Entering the Causeway by Jane Wallace is an evocative and poetic text that exists alongside Marie Le Lievre's work. In the last paragraph she writes:
"The surfaces of Le Lievre's works can be languid, where the oil paint is glossy and slow, and the light tricks the eye and the unreal emerges. I am thinking of the heavy air above hot asphalt, when the relentless stillness warps the horizon stack into matter that is porous and nebulous. It has only ever been an illusion that what the eye can see when it looks as far as possible is a vision that will never change; perpetual shimmer and transformation is all that we can rely on..."
In the other text, Rebecca Nash, having established that the liminal space of Le Lievre's work resides in the way it hovers between realism and abstraction (which is close to the writing of magical realists who work between magic and realism), then goes on to explore notions of the imagination: "Will you expand your imagination to accept the way in which disparate elements co-exist? The poured paint of her 'slip' paintings for example, can mean simply 'this is a process of paint'. It also has a visceral meaning, in that the sensuous, bodily quality of her paint seems to give her works an indeterminate but definite emotional life. That visceral meaning, in turn, connects the work to a viewer's stories and memories, as well as connecting to MLL's stories and memories."

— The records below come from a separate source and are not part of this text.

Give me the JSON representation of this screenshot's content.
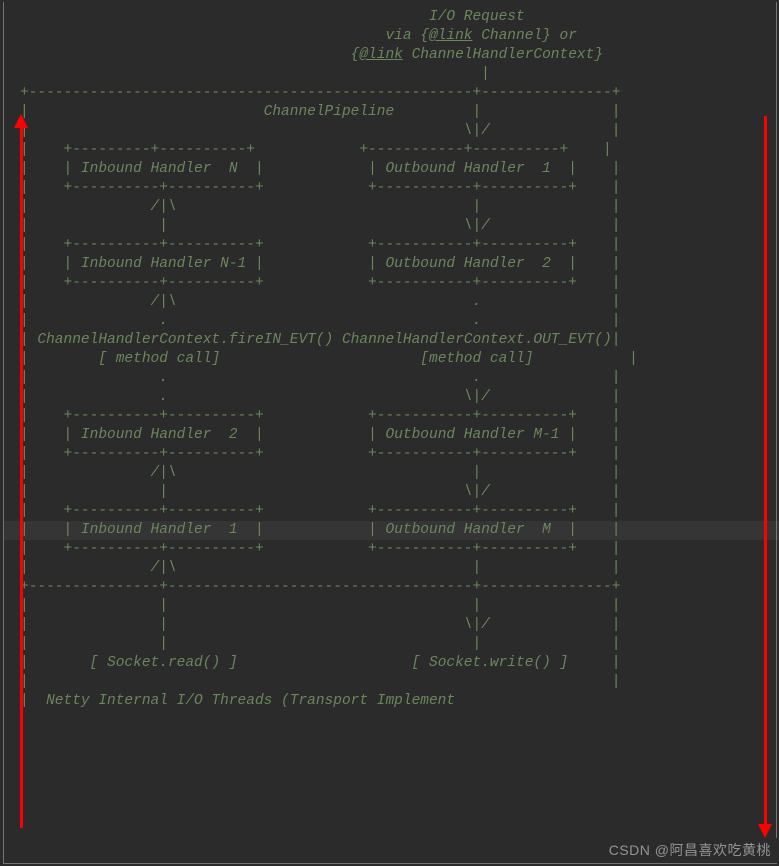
{
  "colors": {
    "bg": "#2b2b2b",
    "fg": "#6a8759",
    "arrow": "#ff0000",
    "watermark": "#c8c8c8"
  },
  "header": {
    "title": "I/O Request",
    "via_open": "via {",
    "link1_at": "@link",
    "link1_obj": " Channel",
    "via_mid": "} or",
    "link2_open": "{",
    "link2_at": "@link",
    "link2_obj": " ChannelHandlerContext",
    "link2_close": "}"
  },
  "pipeline_title": "ChannelPipeline",
  "inbound": {
    "h_n": "| Inbound Handler  N  |",
    "h_nm1": "| Inbound Handler N-1 |",
    "h_2": "| Inbound Handler  2  |",
    "h_1": "| Inbound Handler  1  |",
    "ctx": "ChannelHandlerContext.fireIN_EVT()",
    "call": "[ method call]",
    "socket": "[ Socket.read() ]"
  },
  "outbound": {
    "h_1": "| Outbound Handler  1  |",
    "h_2": "| Outbound Handler  2  |",
    "h_mm1": "| Outbound Handler M-1 |",
    "h_m": "| Outbound Handler  M  |",
    "ctx": "ChannelHandlerContext.OUT_EVT()",
    "call": "[method call]",
    "socket": "[ Socket.write() ]"
  },
  "art": {
    "top": "+---------------------------------------------------+---------------+",
    "pipe": "|                                                  \\|/              |",
    "box": "+---------+----------+                    +-----------+----------+",
    "updn1": "|               /|\\                                  |               |",
    "mid": "|                |                                  \\|/              |",
    "dot": "|                .                                   .               |",
    "updn2": "|        .               .                   .               .       |",
    "updn3": "|       [ method call]                       [method call]         |",
    "pipe2": "|                |                                   |               |",
    "sep": "+---------+-------------------------------------------+---------------+",
    "bottom": "+-------------------------------------------------------------------+"
  },
  "footer": {
    "threads": "|  Netty Internal I/O Threads (Transport Implement"
  },
  "watermark": "CSDN @阿昌喜欢吃黄桃"
}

This fluidity of meaning, this nourishing of the imagination she argues "evokes the brain-state of the unconscious mind." The stories, indeed the whole terroir of painting opens from here. And I know that Marie Le Lievre relishes such possibilities.
Press release courtesy Jonathan Smart Gallery.